- [PROBLEM REQUIREMENTS]
Search the data for the string "total" and gather each line it is in.

Records from a collection
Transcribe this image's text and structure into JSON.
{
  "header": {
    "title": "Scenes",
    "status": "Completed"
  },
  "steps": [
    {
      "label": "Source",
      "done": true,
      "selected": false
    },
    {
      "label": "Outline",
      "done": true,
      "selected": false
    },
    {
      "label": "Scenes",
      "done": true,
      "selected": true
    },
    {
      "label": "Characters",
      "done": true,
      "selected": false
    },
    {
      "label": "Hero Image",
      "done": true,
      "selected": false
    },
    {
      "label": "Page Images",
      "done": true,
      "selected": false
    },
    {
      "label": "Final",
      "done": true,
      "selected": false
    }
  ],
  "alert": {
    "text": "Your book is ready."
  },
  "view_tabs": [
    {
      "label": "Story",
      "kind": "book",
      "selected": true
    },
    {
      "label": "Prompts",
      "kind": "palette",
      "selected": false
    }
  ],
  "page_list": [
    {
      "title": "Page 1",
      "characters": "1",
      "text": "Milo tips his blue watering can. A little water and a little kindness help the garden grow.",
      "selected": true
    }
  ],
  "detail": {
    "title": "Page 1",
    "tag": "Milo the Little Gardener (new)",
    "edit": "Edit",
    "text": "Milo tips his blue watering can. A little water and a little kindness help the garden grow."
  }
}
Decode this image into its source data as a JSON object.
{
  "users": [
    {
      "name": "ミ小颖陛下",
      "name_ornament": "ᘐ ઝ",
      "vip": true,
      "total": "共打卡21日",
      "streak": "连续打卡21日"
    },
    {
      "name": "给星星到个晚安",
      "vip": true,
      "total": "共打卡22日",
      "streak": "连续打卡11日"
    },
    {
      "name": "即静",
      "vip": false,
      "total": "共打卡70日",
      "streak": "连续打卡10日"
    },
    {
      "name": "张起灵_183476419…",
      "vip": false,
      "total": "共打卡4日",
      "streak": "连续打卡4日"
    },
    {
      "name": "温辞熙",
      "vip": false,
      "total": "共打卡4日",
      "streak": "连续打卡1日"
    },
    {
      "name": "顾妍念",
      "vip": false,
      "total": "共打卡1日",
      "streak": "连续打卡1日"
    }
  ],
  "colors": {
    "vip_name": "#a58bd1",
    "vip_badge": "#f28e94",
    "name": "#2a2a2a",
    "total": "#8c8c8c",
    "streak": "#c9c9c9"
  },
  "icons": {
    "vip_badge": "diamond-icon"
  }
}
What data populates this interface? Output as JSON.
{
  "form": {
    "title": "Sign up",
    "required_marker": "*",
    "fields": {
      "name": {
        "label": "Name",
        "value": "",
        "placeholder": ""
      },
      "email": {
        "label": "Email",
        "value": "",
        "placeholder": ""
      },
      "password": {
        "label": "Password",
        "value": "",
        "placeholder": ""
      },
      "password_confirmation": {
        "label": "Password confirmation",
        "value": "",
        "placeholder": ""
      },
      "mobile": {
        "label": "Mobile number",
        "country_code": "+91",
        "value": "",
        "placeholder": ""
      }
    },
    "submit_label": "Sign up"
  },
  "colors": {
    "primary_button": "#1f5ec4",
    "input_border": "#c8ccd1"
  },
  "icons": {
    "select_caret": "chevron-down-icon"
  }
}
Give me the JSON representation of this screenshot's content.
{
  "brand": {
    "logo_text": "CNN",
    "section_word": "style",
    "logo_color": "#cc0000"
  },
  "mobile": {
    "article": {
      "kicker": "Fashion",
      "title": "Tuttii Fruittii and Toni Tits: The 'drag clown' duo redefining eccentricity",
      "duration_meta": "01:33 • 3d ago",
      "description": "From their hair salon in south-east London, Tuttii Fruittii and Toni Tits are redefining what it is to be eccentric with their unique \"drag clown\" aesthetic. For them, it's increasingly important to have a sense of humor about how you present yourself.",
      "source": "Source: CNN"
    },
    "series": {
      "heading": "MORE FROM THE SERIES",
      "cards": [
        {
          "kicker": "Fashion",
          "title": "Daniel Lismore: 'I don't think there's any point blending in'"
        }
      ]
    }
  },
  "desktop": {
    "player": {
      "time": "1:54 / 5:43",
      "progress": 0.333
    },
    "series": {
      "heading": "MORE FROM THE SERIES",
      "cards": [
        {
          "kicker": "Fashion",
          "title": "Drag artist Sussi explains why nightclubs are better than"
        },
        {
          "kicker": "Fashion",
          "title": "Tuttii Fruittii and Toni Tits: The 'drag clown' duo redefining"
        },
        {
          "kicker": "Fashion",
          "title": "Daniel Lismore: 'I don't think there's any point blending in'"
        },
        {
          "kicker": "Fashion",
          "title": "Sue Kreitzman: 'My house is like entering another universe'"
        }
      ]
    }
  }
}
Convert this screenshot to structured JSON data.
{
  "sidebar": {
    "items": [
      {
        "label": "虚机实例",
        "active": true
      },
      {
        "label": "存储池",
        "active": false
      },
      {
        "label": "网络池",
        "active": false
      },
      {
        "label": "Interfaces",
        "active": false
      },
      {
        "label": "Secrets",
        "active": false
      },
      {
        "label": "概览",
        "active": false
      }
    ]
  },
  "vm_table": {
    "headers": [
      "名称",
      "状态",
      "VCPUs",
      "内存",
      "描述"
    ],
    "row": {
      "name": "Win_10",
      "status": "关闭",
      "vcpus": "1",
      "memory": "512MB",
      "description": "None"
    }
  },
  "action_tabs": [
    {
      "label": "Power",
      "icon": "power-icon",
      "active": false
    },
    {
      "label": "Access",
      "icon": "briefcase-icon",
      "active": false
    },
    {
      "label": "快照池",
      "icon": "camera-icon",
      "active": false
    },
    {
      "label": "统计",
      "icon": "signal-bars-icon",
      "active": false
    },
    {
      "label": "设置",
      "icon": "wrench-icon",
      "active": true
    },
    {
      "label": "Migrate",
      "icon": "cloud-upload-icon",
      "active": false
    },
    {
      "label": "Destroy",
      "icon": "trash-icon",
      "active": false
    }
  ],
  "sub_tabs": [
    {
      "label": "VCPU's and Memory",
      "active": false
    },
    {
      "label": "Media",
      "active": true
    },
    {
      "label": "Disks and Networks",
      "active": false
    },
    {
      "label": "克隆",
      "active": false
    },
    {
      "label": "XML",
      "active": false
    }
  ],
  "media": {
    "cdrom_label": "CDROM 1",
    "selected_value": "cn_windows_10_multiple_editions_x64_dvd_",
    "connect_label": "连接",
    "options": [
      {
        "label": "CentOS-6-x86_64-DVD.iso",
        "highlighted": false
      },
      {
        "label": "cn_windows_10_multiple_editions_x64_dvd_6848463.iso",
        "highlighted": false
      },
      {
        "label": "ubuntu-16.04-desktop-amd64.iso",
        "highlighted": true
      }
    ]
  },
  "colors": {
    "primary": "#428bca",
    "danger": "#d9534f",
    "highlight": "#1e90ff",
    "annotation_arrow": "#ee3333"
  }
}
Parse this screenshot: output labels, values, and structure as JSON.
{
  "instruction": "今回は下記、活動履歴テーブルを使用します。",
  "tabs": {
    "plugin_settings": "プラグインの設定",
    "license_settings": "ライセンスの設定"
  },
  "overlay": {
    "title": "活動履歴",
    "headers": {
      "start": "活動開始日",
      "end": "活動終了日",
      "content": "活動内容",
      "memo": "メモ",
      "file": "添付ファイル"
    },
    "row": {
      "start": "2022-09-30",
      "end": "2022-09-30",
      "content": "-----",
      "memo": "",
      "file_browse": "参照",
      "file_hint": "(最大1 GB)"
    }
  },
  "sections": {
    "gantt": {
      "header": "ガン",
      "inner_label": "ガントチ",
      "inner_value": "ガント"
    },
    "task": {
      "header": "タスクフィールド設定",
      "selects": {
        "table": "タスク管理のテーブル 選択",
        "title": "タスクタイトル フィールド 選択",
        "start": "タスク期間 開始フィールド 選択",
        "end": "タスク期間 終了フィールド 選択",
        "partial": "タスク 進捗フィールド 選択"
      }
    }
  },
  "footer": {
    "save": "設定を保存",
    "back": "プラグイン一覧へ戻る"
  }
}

- [OUTPUT BELOW]
      "total": "共打卡21日",
      "total": "共打卡22日",
      "total": "共打卡70日",
      "total": "共打卡4日",
      "total": "共打卡4日",
      "total": "共打卡1日",
    "total": "#8c8c8c",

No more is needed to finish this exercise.